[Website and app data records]
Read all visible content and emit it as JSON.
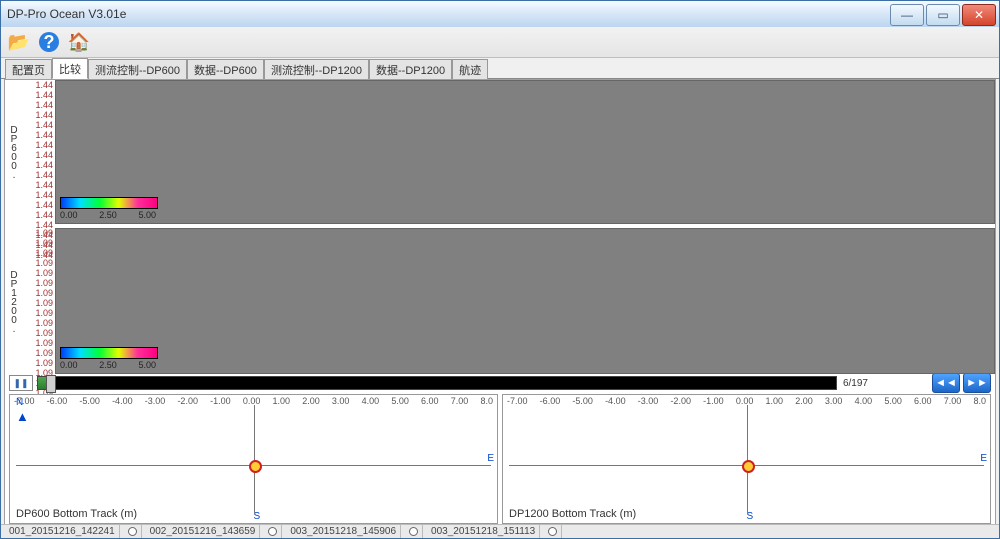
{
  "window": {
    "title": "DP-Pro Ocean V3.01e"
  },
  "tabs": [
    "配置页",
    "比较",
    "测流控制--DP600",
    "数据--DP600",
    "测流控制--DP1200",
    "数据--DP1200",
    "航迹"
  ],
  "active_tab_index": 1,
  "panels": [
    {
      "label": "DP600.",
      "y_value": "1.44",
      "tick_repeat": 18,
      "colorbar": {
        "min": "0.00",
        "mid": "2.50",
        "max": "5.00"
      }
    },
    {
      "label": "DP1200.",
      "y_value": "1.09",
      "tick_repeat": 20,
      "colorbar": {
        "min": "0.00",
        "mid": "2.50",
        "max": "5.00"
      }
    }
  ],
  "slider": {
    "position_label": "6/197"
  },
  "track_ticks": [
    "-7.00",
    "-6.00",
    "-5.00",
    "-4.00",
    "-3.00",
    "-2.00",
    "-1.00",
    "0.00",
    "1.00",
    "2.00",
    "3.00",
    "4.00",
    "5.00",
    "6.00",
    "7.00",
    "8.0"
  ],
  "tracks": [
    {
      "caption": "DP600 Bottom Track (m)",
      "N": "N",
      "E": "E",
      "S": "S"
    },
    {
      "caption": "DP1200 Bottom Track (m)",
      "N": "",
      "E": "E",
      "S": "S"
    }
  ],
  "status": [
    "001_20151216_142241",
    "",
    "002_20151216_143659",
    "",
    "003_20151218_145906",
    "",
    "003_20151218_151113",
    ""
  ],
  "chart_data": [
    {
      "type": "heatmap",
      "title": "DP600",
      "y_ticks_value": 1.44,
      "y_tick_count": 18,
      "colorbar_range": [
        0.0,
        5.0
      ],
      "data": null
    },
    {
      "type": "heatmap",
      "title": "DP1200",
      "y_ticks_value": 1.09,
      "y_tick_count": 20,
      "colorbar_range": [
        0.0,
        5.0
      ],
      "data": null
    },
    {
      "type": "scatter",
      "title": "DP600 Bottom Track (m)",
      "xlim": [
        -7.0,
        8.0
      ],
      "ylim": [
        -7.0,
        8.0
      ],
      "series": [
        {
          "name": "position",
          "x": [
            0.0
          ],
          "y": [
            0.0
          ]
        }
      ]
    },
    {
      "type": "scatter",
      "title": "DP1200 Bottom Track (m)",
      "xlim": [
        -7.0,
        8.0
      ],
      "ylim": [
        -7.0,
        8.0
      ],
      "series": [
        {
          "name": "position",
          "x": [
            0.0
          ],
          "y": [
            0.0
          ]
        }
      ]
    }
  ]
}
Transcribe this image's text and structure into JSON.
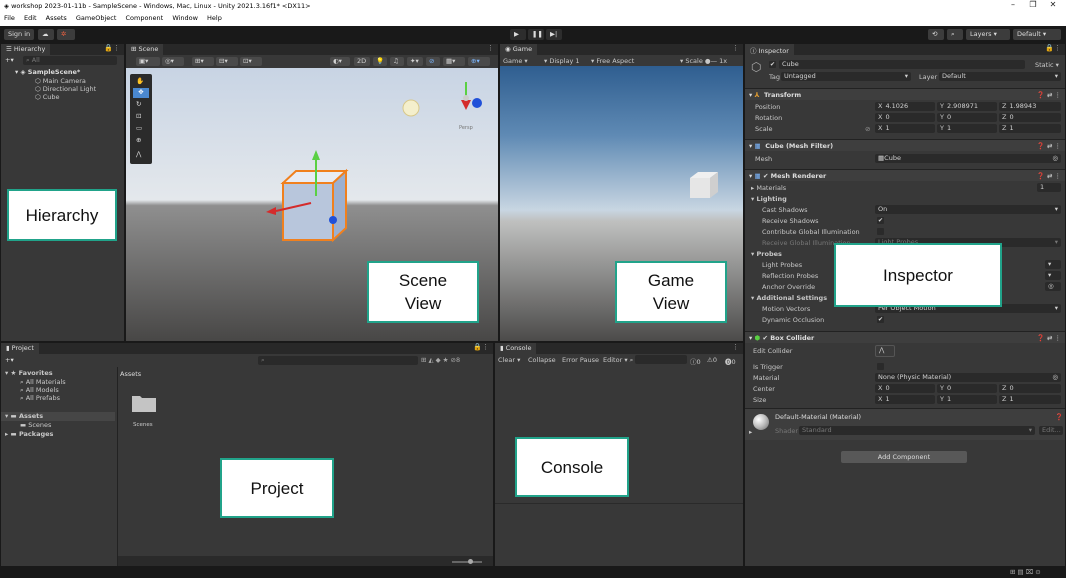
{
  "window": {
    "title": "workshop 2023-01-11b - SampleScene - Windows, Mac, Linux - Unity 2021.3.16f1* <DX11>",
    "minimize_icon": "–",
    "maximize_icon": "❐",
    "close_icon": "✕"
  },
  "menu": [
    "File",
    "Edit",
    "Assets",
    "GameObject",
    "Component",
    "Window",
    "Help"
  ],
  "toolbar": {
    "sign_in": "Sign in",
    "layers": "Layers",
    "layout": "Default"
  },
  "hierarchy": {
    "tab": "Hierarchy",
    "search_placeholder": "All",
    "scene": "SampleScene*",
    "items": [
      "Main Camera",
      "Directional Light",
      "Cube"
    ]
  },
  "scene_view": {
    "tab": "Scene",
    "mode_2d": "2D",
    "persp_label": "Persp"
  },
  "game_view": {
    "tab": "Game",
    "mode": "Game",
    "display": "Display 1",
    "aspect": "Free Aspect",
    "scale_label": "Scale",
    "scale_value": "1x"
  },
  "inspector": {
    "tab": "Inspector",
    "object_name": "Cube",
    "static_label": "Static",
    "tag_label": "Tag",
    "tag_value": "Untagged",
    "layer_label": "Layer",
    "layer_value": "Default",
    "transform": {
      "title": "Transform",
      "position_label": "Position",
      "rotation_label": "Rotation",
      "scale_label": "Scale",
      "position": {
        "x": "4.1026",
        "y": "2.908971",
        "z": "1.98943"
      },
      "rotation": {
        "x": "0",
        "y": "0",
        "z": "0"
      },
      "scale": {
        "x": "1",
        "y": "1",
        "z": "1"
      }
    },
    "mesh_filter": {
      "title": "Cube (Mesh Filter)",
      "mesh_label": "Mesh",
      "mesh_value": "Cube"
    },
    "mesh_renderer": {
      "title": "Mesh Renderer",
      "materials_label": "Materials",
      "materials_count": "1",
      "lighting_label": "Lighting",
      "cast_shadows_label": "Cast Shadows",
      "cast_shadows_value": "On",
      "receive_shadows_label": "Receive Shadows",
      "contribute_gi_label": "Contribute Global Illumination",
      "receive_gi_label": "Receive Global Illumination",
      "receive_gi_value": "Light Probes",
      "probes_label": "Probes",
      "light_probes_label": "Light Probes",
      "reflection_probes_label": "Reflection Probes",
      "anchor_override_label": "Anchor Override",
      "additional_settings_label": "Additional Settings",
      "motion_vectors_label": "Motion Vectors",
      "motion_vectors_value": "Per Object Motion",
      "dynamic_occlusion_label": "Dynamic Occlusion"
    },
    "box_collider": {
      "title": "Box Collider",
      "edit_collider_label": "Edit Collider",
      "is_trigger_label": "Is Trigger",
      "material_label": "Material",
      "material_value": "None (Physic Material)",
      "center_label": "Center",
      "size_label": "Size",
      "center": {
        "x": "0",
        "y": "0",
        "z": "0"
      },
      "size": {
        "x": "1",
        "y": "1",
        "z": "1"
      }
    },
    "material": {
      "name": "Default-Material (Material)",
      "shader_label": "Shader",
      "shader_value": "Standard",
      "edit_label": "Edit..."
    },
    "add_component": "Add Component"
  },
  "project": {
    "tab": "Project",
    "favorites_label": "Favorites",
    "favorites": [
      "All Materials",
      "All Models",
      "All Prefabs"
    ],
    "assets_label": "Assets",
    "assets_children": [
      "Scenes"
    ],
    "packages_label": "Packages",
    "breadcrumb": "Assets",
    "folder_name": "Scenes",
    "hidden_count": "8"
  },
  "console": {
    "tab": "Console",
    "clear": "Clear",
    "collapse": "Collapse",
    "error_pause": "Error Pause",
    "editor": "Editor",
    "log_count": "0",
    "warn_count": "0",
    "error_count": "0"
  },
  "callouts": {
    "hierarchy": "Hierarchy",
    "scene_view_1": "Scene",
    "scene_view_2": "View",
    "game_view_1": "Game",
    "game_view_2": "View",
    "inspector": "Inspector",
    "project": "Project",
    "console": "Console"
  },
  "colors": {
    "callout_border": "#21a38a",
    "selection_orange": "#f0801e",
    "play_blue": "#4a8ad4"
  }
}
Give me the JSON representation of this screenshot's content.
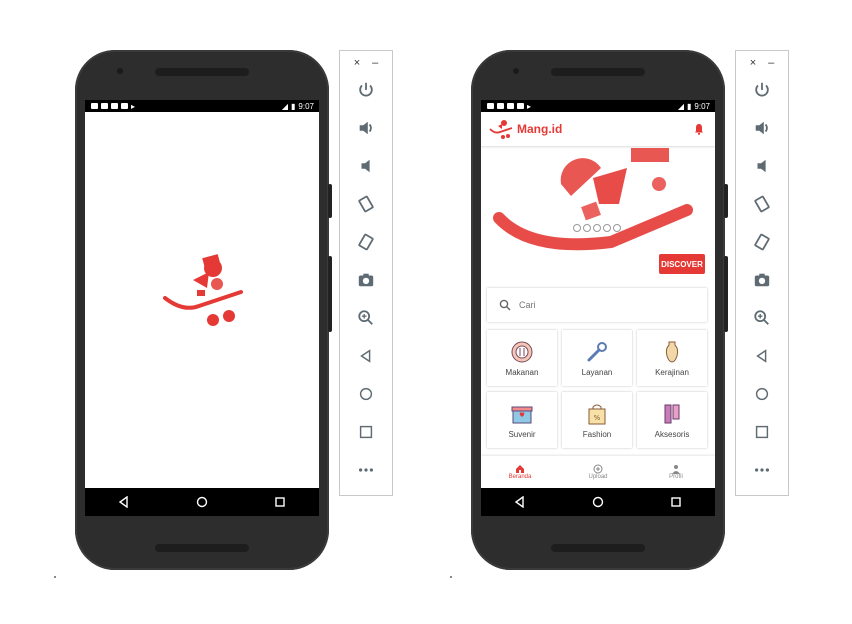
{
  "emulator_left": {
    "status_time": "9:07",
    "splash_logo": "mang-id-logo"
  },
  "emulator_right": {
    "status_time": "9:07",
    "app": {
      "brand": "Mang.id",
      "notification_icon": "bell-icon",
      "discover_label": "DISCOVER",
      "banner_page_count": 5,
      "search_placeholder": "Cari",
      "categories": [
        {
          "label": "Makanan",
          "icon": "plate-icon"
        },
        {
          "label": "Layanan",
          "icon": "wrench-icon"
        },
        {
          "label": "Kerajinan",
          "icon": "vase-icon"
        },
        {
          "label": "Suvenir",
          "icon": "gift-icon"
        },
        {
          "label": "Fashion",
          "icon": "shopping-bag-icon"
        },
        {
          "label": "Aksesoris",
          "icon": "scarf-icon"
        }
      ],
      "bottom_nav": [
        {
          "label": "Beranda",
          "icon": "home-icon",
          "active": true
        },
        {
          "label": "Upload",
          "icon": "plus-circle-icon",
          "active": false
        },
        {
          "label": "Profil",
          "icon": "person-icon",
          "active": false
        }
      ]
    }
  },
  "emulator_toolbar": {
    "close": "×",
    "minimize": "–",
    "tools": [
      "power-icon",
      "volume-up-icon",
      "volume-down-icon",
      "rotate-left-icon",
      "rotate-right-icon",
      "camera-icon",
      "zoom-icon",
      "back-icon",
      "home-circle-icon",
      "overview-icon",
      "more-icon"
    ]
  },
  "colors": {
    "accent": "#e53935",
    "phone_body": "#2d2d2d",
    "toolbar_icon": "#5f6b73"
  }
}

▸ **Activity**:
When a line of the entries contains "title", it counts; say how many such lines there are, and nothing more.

▸ **Answer to the exercise**:
10